__TASK BRIEF__: Every line from the one bearing "Serialize everything readable" through the last line of the entries should be printed exactly, with no other output.

__RECORDS SHOWN__:
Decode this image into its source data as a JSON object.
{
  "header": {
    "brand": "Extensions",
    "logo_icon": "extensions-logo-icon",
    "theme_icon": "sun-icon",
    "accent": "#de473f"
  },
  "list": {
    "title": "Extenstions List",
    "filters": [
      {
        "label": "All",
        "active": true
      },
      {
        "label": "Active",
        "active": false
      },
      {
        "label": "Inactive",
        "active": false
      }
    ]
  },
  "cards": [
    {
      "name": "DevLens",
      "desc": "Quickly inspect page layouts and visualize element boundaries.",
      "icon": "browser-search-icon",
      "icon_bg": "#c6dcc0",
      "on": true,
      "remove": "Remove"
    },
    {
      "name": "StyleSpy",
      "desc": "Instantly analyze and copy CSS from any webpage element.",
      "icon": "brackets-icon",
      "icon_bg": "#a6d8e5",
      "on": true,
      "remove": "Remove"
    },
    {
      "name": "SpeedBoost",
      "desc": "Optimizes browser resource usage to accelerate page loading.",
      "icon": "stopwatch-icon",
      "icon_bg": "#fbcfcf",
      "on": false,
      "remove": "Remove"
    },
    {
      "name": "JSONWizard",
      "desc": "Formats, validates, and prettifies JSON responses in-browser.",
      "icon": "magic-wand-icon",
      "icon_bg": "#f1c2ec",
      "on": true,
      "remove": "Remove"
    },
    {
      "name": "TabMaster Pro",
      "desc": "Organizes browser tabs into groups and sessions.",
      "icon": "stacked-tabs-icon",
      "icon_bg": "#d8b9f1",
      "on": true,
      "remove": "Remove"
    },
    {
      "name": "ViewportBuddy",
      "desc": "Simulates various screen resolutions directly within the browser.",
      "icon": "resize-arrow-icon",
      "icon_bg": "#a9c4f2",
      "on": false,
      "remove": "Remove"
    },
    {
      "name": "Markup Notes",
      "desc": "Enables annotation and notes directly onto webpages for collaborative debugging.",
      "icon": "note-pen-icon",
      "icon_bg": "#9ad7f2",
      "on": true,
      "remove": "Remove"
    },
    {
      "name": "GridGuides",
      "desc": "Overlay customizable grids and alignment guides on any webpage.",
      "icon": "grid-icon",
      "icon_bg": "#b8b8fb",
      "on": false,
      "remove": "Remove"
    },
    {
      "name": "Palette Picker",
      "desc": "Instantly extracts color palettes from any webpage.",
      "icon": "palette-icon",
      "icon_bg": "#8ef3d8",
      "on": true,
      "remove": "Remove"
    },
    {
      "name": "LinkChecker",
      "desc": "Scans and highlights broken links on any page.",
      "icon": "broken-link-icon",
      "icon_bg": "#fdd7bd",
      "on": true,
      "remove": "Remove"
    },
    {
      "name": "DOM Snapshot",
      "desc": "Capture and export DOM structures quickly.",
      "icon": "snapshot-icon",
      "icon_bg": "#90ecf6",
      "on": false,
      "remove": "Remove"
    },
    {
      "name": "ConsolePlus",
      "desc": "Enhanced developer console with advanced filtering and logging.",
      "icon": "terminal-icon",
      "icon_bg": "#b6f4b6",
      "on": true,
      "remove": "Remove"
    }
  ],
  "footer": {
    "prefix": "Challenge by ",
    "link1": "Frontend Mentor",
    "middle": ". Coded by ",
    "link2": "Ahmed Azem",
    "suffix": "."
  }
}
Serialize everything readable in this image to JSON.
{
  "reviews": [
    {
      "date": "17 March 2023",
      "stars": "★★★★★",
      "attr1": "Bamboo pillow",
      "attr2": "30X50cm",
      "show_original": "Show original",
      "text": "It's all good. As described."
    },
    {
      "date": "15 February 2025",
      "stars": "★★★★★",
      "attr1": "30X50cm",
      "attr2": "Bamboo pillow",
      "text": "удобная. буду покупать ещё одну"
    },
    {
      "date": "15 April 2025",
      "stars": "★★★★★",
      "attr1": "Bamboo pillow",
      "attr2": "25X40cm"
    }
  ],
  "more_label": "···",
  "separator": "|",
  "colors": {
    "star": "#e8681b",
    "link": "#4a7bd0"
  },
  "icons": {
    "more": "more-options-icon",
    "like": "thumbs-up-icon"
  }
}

__TASK SOLUTION__:
Serialize everything readable in this image to JSON.
{
  "reviews": [
    {
      "date": "17 March 2023",
      "stars": "★★★★★",
      "attr1": "Bamboo pillow",
      "attr2": "30X50cm",
      "show_original": "Show original",
      "text": "It's all good. As described."
    },
    {
      "date": "15 February 2025",
      "stars": "★★★★★",
      "attr1": "30X50cm",
      "attr2": "Bamboo pillow",
      "text": "удобная. буду покупать ещё одну"
    },
    {
      "date": "15 April 2025",
      "stars": "★★★★★",
      "attr1": "Bamboo pillow",
      "attr2": "25X40cm"
    }
  ],
  "more_label": "···",
  "separator": "|",
  "colors": {
    "star": "#e8681b",
    "link": "#4a7bd0"
  },
  "icons": {
    "more": "more-options-icon",
    "like": "thumbs-up-icon"
  }
}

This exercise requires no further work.